Accessible social media In the Sixties
I have to admit that this is kind of a TRUE CONFESSIONS piece. I keep thinking about writing more about my life and growing up as an extremely visually impaired child. Honestly most of the stories just relate to growing up and not so much about doing it as a child with a visual impairment.
I grew up in Chicago and reluctantly moved to Florida when I was 17. If you were able to go to the link in the previous blog entry, you were able to see some of what our home and neighborhood were like. Although, now as an adult, I realize how wonderful it was to live in such a secluded neighborhood, I used to think it was true torture to live so far from all the fun my classmates were having. The truth is that I probably would have not been part of the fun crowd even if I lived write in the middle of where they all lived. Maybe there was no fun crowd?
Anyway, in the early sixties my younger sister and I found the fun crowd between the busy signal beeps when you called our favorite radio station. I believe this was WLS. This magic called the beep line only existed for about six months. I can’t believe it took them that long to figure out how to block the spaces in between the beeps.

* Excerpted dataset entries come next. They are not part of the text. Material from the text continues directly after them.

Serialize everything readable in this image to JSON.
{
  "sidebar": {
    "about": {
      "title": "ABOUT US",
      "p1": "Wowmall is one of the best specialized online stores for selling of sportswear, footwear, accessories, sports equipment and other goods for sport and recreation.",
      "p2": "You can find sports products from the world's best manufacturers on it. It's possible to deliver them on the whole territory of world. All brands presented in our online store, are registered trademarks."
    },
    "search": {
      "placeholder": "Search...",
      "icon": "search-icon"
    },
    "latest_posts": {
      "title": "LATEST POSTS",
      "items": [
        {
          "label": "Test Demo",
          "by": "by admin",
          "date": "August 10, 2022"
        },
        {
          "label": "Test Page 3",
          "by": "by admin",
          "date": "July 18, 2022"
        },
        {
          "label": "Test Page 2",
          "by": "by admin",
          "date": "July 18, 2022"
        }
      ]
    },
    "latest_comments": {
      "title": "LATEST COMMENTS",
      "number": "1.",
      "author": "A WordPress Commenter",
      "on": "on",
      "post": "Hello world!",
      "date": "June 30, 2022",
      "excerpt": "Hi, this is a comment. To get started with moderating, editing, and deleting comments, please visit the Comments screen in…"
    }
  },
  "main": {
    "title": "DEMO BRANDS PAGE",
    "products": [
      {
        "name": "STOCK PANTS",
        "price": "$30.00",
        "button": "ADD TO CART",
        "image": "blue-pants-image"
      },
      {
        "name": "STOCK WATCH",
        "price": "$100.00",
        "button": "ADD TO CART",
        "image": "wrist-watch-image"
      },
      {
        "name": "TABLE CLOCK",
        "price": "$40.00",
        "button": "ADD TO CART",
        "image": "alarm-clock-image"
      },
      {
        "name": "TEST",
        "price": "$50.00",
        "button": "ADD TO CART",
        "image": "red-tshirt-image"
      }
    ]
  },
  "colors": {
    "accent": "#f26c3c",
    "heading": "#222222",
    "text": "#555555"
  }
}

This truly was accessible social media. You did not need vision; you could do this from a wheel chair. You did not even need your hands if you had another way to dial the phone. I don’t even think we had touch tone phones then so you could hold a pencil in your mouth and dial with the pencil.
Once you reached the busy signal, any time that school was out, you could talk between the beeps. An entire set of rules were created without any committee or big discussion.
We would start by saying, any-boys-on-this-line. You had to time your words between the beeps. The only way my sister could do this was to move the phone back and forth from her mouth. You had to make sure you were not in range of the phone when it was in the away from her face position. If you were lucky, 2 or 3 boys would answer. Everyone was very polite and nicely waited for their turn. Our parents would have been so proud, or maybe not?
We could go on like this for hours. I don’t think you were even charged for the call because a call never actually went through.
We were careful about getting the boys phone numbers and not giving out our number. Did we actually meet up with any of these boys? That is another story for another time.